Log into your e-filing account to check if you have any outstanding demand or refund
If you receive an email claiming to be from the income tax (I-T) department that there’s an outstanding tax demand that you need to pay immediately, don’t get alarmed.
Get cautious. In all probability, that email is from cyber criminals, trying to trick you into revealing your bank account details.
Experts say there has been an exponential rise in such emails in the past month. “Cyber criminals are sending these emails in July as it’s the time when most people file returns and tax is on their minds,” says Amarpal Chadha, tax partner and India mobility leader, EY. He says his clients have also received emails stating there is a refund pending with the I-T department and the recipient can claim it instantly.
These emails provide a link the receiver needs to click to pay the outstanding tax demand or get the refund. Once an individual clicks on it, he is redirected to a web page that looks similar to the I-T department’s website. The individual is asked to select his bank and is redirected to another fake bank website.
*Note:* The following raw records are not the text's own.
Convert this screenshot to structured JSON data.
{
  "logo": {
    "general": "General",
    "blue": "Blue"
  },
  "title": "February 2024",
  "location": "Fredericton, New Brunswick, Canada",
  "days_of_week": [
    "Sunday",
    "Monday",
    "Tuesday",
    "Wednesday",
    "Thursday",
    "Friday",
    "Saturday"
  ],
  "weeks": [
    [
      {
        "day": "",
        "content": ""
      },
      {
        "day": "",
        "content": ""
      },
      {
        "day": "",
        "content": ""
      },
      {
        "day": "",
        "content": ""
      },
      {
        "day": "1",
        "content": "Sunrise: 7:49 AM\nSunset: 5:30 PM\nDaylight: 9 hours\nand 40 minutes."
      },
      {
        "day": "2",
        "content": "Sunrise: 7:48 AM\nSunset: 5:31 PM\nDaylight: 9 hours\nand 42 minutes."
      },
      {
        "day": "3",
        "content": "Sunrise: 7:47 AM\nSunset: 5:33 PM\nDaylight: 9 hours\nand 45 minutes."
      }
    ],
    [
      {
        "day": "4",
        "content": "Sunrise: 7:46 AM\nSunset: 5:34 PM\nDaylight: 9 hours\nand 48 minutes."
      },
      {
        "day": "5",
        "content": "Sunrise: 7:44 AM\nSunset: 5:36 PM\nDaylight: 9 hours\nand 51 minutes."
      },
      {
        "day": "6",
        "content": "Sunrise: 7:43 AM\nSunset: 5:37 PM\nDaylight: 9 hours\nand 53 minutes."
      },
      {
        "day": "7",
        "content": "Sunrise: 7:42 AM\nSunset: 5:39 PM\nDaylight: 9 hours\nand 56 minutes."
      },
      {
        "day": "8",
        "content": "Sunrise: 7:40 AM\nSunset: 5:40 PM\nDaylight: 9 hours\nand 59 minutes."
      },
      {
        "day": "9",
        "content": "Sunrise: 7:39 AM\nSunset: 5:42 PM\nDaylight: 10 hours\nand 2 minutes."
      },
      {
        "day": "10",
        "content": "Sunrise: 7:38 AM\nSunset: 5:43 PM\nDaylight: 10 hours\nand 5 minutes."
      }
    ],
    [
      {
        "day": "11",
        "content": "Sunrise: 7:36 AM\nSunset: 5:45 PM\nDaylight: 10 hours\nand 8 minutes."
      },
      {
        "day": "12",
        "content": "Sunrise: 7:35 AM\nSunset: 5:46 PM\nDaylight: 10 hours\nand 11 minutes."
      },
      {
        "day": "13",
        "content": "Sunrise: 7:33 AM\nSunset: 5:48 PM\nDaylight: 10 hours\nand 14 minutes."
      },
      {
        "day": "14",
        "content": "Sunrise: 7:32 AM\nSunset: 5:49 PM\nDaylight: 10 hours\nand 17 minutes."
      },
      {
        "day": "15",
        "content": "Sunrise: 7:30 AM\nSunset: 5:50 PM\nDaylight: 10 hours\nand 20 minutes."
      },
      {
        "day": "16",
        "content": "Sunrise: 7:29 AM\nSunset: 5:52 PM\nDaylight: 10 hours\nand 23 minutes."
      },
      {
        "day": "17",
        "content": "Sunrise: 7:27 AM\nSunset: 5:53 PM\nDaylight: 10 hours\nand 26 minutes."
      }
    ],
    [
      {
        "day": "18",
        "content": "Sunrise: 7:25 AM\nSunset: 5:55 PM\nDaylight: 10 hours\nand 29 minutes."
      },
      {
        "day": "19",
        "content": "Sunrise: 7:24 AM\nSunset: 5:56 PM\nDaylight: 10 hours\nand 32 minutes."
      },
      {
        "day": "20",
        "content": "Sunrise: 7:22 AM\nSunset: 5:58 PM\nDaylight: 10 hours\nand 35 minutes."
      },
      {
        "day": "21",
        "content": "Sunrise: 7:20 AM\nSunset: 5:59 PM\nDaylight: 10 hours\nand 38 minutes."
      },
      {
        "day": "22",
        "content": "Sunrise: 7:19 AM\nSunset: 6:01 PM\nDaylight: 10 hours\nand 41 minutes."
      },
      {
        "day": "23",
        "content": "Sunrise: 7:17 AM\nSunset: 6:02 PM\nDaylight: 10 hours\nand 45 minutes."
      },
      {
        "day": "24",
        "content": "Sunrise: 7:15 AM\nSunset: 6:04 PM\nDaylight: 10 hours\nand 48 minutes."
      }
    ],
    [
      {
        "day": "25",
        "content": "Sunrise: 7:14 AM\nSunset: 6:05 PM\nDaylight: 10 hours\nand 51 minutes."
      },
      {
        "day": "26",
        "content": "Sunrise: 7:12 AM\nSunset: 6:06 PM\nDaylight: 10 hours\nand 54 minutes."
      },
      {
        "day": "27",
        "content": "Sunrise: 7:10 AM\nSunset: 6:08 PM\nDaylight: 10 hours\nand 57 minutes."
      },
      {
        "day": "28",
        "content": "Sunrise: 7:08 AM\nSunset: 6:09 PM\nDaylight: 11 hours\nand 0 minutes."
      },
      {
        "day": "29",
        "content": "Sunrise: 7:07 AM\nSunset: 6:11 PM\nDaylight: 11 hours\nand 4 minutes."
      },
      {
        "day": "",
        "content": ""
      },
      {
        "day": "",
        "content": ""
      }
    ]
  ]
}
At this stage, as the victim tries to log into his bank account, cyber criminals capture sensitive details.
At times, the hackers are already aware of the bank account the taxpayer uses. When the individual clicks on the link provided in the email, he is taken directly to a fake website of the bank.
Recognising such fraudulent emails is not difficult. The first thing to look at is the email address. The email might seem to be originating from incometaxindia.gov.in but many service providers, such as Gmail, inform the user if it actually originated from that website. You will see such emails will have ‘via’ right after the email address, and then the name of the server. This means the email was sent via another mail service.
The I-T department sends emails from the following IDs: firstname.lastname@example.org , intimations@cpc. gov.in, and email@example.com. The fraudulent emails in circulation at present are from firstname.lastname@example.org. But some technologies can help scammers to send emails that seem to be from the official addresses.
The Business Standard, New Delhi, 27th July 2017